The CMS will reduce some payments to Medicare Advantage insurers by about $4 billion over the next five years, following a "technical correction" in the health-risk data used to set 2006 payment rates in April. Medicare Advantage rates have been adjusted by a "budget neutrality" factor since 2003 to prevent overall payments from being reduced while directing higher, risk-adjusted payments to health plans that enroll more costly, chronically ill members. Earlier this year, President Bush's budget estimated that budget-neutrality payments would total $9.2 billion before being phased out in 2011. A new analysis conducted this summer, however, found a much smaller difference between the reported health status of enrollees in Medicare Advantage and in traditional Medicare. Based on those data, the CMS said budget-neutrality payments would total $5.3 billion through 2011. That doesn't mean aggregate payments to Medicare Advantage plans will drop $4 billion, the CMS said. That's because as plans enroll sicker members, the underlying rates they receive will rise to account for enrollees' greater health needs.
Ardent posts loss for 2004

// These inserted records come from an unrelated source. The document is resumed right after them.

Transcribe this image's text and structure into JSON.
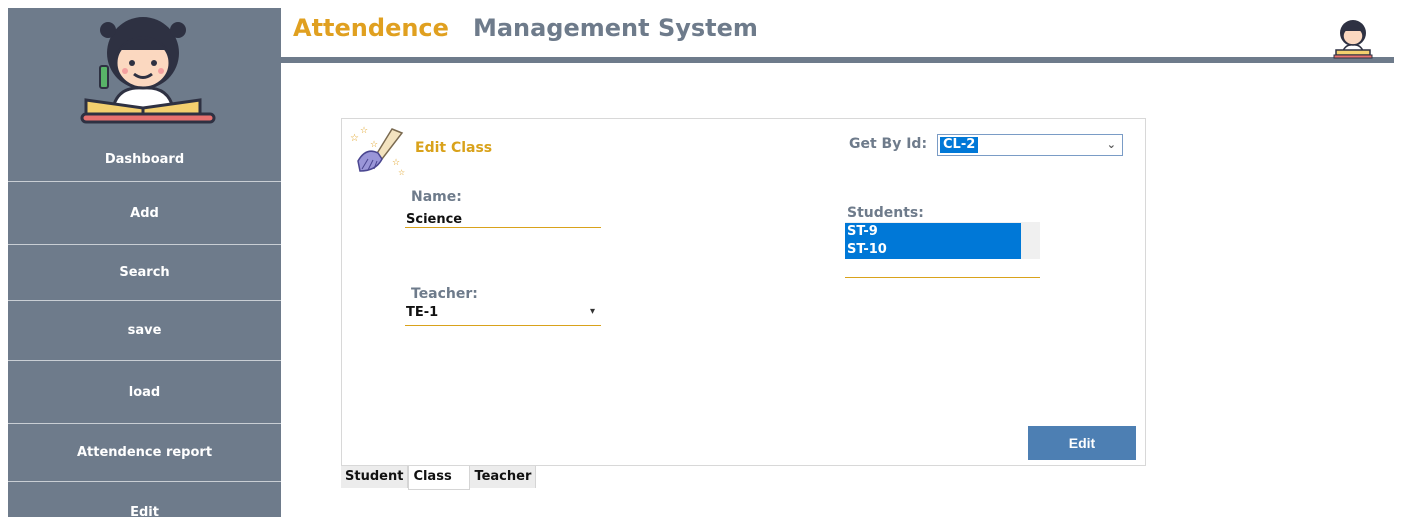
{
  "header": {
    "title_part1": "Attendence",
    "title_part2": "Management System"
  },
  "sidebar": {
    "items": [
      {
        "label": "Dashboard"
      },
      {
        "label": "Add"
      },
      {
        "label": "Search"
      },
      {
        "label": "save"
      },
      {
        "label": "load"
      },
      {
        "label": "Attendence report"
      },
      {
        "label": "Edit"
      }
    ]
  },
  "panel": {
    "title": "Edit Class",
    "get_by_id_label": "Get By Id:",
    "get_by_id_value": "CL-2",
    "name_label": "Name:",
    "name_value": "Science",
    "teacher_label": "Teacher:",
    "teacher_value": "TE-1",
    "students_label": "Students:",
    "students": [
      "ST-9",
      "ST-10"
    ],
    "edit_button": "Edit"
  },
  "tabs": [
    {
      "label": "Student"
    },
    {
      "label": "Class"
    },
    {
      "label": "Teacher"
    }
  ],
  "colors": {
    "sidebar": "#6e7b8b",
    "accent": "#e0a020",
    "button": "#4d7fb3",
    "selection": "#0078d7"
  }
}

Ardent Health Services reported a loss of $112.1 million for 2004, as revenue climbed 30.3% to $1.61 billion. The Nashville-based company also restated financial results for 2001 through 2003 and the first six months of 2004 after a review found possible violations of accounting policies concerning transactions between Ardent's health plan and its hospitals in the Albuquerque market. Ardent had not reported financial results since those for the second quarter of 2004. It released the restated results in its 2004 10-K, which had been delayed for the review. Ardent said some of its business initiatives were disrupted in the previous year because executives were focusing on the accounting inquiry. The company also said its labor costs, particularly for nurses, were up in 2004, as well as its costs for malpractice and workers' compensation. In addition, Ardent said it continues to integrate acquisitions made in the past two years, including 10-hospital Hillcrest Health System, Tulsa, Okla. Results for 2001 and 2002 were not significantly changed. The company owns or operates 15 hospitals in three states.